My newspaper duties once again put me in good company as I headed over to St. Paul’s Episcopal Church on Thursday evening to attend Lobsterfest.
I’d heard of folk festivals, jazz festivals, rock festivals, pop festivals and bluegrass festivals, but never lobster festivals, until I saw the sign outside St. Paul’s a couple of weeks ago.
To me, “Lobsterfest” carried all the mystique of a festival like Woodstock, Bonnaroo or Coachella.
Why would “Lobsterfest” stir up feelings of wonder and amazement, you ask?
Well, before Thursday, I had never eaten lobster before.

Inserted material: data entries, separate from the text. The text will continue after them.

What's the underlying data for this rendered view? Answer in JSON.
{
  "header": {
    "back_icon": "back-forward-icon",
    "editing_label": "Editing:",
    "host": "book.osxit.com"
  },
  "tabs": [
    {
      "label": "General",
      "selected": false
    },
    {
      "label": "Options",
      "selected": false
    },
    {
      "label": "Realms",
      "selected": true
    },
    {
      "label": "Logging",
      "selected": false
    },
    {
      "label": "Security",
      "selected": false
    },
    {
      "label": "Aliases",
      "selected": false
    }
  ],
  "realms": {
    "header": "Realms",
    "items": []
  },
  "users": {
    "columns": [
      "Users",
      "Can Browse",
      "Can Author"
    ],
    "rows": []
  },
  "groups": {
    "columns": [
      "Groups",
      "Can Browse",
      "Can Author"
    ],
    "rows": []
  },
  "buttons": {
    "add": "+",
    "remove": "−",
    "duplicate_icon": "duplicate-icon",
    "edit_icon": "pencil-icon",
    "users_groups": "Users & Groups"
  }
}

After I snapped my photos and took all my notes, I was given a lobster plate for my, uh, hard work?
I was in a hurry to leave town, so I figured I’d eat my lobster in my apartment quickly before I left.
I got to my apartment and removed the lobster from its packaging.
Though the crustacean was long dead, for some reason I was afraid it was going to attack me.
I don’t know if you’ve ever observed a lobster up close, but they’re frightening creatures.
As I held this prehistoric monster in my hand and tried to figure out how I’d eat it, I ate my sides of salad and potatoes.
When I finished, it was time to battle the lobster.
The first thing I did was remove the tail from the abdomen, which released green lobster goo all across my kitchen counter.
I almost decided that lobster wasn’t for me right then and there but, after I cleaned up the mysterious liquid that flowed freely from the lobster’s cavity, I decided to press onward.
I knew there was meat in the tail but I wasn’t quite sure how to access it.
What comes next may be pure horror to lobster connoisseurs, but I used a pair of scissors to cut down the bottom of the tail and expose the meat inside.
After my brief arts and crafts project, I was able to enjoy the tail of the lobster.
It was delicious.
With my newfound lust for lobster, I pondered how I’d get to the meat within the claws – the humble set of kitchen implements I arrived in Selma with didn’t include one of those silver claw-cracker devices.
So naturally, I turned back to the scissors.
The tips of the crustaceans claws were already off, leaving a hole I could put my scissors in, and I simply cut through the lobster shell like a kindergartener through construction paper and, pretty soon, I had two claws-worth of lobster meat to enjoy.
I liked it better than the tail.
So thank you, to the good people of St. Paul’s, for supplying me with my fist taste of lobster – it was delicious and I hope you’ll have me back next year.
And I promise to leave my scissors in the kitchen drawer.